Shelley and Donald Rubin, Founders of the Rubin Museum of Art
Shelley and Donald Rubin began collecting Himalayan art in a moment of serendipity. One day in the mid-1970s, while walking on Madison Avenue, a painting in the window of an art gallery stopped them in their tracks and drew them in.
Once inside the gallery, they learned that the painting—fantastic, colorful, otherworldly—was a thangka, a Tibetan painting on cloth. Created centuries before, it depicted , a Buddhist deity associated with longevity. They had enough saved to purchase the White Tara, and they came back some months later to acquire a they had set their eyes on.
Over the ensuing decades, they fell in love with other pieces, and their collection grew in depth and scope。 The Rubins realized that they had gradually come into possession of significant cultural material from a country and people in diaspora—and they saw the urgency of helping preserve the artworks and sharing them with the world。
In time they began to support cultural projects and preservation in the Himalayan region. In 1995, the Rubins established the Shelley & Donald Rubin Foundation to promote social justice, support the arts, and meet urgent human needs, primarily in the Himalaya and New York City. They believe that art has the potential to challenge the status quo and generate new opportunities for creative engagement with issues that affect all members of society.

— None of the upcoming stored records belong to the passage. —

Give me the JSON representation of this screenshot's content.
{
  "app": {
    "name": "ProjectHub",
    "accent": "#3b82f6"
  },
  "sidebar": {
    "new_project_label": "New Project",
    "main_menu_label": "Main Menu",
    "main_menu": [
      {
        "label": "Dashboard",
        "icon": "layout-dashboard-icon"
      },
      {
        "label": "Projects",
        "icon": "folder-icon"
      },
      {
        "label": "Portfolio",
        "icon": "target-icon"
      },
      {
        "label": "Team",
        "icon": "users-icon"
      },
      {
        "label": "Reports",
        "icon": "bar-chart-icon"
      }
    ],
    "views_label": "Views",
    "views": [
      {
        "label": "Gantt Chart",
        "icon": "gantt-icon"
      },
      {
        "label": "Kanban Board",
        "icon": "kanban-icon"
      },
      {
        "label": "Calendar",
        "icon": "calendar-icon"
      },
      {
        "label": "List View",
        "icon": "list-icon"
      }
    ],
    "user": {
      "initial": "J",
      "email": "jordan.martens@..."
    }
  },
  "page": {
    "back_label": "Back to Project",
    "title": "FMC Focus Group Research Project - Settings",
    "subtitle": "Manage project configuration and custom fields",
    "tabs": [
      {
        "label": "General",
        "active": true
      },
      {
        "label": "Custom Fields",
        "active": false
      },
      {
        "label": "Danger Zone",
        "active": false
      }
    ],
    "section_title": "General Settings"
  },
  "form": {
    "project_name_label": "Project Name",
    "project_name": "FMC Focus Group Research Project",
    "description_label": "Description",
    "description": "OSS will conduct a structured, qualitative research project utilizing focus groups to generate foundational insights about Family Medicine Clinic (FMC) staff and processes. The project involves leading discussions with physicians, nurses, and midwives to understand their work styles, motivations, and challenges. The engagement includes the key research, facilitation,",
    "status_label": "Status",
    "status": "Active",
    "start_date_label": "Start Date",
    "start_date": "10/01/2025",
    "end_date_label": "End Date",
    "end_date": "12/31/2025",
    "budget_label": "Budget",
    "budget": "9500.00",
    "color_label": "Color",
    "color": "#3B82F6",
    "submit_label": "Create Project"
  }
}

With backgrounds in health care and technology—Donald founded Multiplan, one of the oldest Preferred Provider Organizations in the country, and Shelley was one of the first female coders in the nascent technology sector—they made the Foundation an early adopter in using technology to tackle healthcare issues and advance cultural and social causes. Early initiatives included Music and Memory, Labor Arts, Himalayan Art Resources, and Treasury of Lives, among others. As their collection of Himalayan art grew, they sought a home to share it widely. In 1998, the Rubins purchased the site of the former Barney’s department store in Chelsea, and six years later, the Rubin Museum of Art opened to the public, bringing the art, cultures, and ideas of the Himalayan region to New York City and beyond. A few months after the opening in 2004, His Holiness the Dalai Lama visited and blessed the Rubin Museum, also thanking the Rubins for preserving Himalayan art.
The Rubins continued to seed and support projects that combined the arts and activism in innovative ways to build communities and encourage civic participation. In 2010, they opened The 8th Floor, an interdisciplinary exhibition and event space to promote artistic, cultural, and philanthropic initiatives. The following year, Shelley founded A Blade of Grass, the first grant-making nonprofit solely dedicated to nurturing socially engaged art. In 2016, the Shelley & Donald Rubin Foundation began to focus solely on art and social justice in New York City.
For their contributions to the artistic and cultural life of New York, Shelley and Donald Rubin are recipients of the Bedrock Award from the Associates Group of the Public Design Commission (2015); India Abroad Person of the Year (2015); and the Gertrude Vanderbilt Whitney Award for Outstanding Patronage of the Arts (2016). In 2019, Asia Week New York honored them for their contributions to advancing the arts of Asia in North America.
The that started it all over four decades ago is now enjoyed and appreciated by the many visitors to the Rubin Museum. Shelley and Donald Rubin continue to be part of the life of the Rubin Museum, having set in course a ripple effect of learning and inspiration, whereby people of all ages and places have the opportunity to experience this art and the universal meaning it imparts.
The emotion generated by viewing a great work of art is very much like falling in love. The passion radiating from the art overtakes us with its power and beauty. It’s truly a heart connection.
—Shelley and Donald Rubin